As the name implies, a postnuptial agreement is a contract a married couple enters after marriage. They are typically used by those trying to save their relationship or who need to update a prenuptial agreement several years or decades old. New Jersey law generally upholds postnuptial contracts as long as they are considered fair and just.
Issues a postnuptial agreement might address
A postnuptial agreement may address issues such as dividing an inheritance or providing for a spouse who stayed at home when the kids were young. It may also be used to ensure that family members are reimbursed for some or all gifts made during a relationship that ultimately ends in divorce.
Child custody or support matters
Generally speaking, any language related to child support or custody issues cannot take effect without a judge’s blessing. However, parents are allowed to craft the framework of a custody or support plan in a premarital agreement or at any other point before a divorce. If the terms of such a plan are considered to meet the best interest of the child standard, it will likely remain in place.
The components of a valid agreement
The fair and just standard is seen by many as subjective. However, you may improve your odds of having an agreement upheld by ensuring that it is in writing and that there is proof that complete disclosures were made before the document was executed.
A postnuptial agreement may make it easier to settle a divorce promptly and relatively amicable manner.

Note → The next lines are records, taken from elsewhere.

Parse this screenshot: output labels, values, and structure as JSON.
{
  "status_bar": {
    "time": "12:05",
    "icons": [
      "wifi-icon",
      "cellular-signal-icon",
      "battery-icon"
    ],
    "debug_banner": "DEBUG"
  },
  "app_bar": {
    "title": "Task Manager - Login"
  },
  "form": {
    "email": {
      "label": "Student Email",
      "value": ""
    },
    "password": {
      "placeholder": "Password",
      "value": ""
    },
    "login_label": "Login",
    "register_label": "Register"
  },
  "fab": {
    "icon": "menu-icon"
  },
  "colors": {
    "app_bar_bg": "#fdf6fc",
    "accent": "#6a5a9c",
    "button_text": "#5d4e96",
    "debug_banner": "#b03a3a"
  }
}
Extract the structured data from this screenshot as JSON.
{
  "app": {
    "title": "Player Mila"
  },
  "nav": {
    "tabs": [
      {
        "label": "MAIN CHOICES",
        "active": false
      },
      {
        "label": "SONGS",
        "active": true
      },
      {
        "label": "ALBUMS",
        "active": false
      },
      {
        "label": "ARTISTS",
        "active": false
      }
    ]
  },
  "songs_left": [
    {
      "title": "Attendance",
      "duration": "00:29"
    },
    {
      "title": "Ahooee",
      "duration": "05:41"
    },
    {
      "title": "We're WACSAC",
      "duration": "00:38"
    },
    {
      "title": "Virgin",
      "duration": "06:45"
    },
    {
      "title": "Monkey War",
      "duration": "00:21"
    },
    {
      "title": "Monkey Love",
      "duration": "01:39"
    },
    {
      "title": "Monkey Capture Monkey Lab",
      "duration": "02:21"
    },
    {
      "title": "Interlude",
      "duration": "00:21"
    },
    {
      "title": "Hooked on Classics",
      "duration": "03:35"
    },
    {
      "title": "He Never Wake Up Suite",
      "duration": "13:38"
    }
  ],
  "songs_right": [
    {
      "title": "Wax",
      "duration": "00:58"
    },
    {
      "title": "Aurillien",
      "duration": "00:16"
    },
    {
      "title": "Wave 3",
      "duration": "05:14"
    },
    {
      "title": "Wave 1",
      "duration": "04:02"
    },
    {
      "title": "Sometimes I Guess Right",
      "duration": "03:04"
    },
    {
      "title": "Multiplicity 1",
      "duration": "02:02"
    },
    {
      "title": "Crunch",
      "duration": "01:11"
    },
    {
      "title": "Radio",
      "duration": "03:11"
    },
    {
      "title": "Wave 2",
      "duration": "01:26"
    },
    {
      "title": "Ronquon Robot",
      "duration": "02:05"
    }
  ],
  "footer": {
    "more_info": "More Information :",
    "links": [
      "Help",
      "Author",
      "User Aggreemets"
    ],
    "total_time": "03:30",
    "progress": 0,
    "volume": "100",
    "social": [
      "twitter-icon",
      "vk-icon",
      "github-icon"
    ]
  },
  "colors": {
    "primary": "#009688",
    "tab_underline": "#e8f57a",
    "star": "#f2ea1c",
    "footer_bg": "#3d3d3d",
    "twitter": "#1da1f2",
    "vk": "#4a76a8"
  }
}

It may also help to ensure that you protect important assets or otherwise receive a fair and equitable settlement as required by state law.